**Task**
The answer is a number and only a number: how many lines of the data include the string "edit"?

─── Information provided ───

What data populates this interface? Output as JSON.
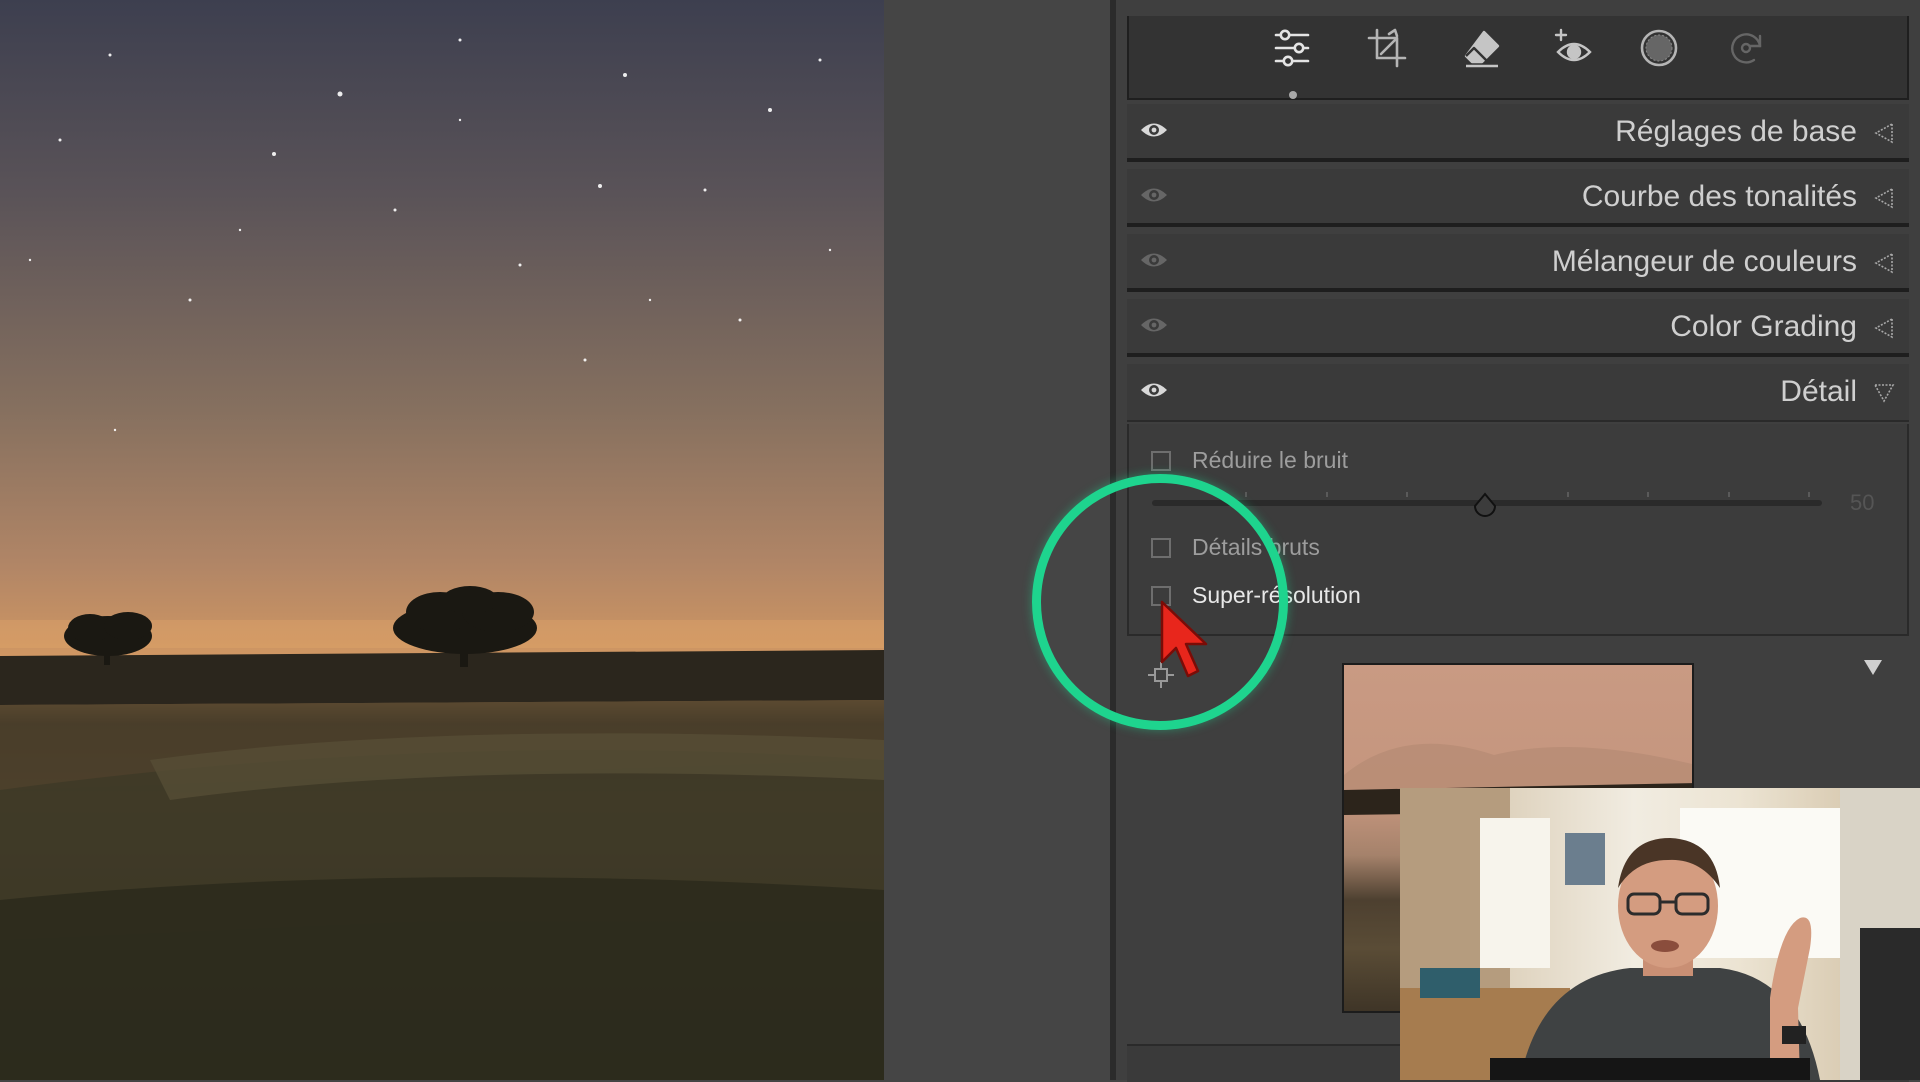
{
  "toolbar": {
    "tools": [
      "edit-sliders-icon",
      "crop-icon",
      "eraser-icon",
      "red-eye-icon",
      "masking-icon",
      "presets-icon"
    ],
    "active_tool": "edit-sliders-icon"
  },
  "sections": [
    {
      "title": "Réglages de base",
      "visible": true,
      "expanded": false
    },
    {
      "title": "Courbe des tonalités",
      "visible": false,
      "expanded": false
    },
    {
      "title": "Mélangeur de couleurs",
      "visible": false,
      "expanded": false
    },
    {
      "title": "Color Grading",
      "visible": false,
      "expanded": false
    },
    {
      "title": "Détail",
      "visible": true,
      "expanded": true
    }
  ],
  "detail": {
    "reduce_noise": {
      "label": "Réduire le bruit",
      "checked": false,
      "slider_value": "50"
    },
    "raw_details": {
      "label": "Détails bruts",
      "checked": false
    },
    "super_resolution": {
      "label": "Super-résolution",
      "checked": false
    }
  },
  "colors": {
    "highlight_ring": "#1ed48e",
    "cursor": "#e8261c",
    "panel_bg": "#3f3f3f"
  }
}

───

**Result**
2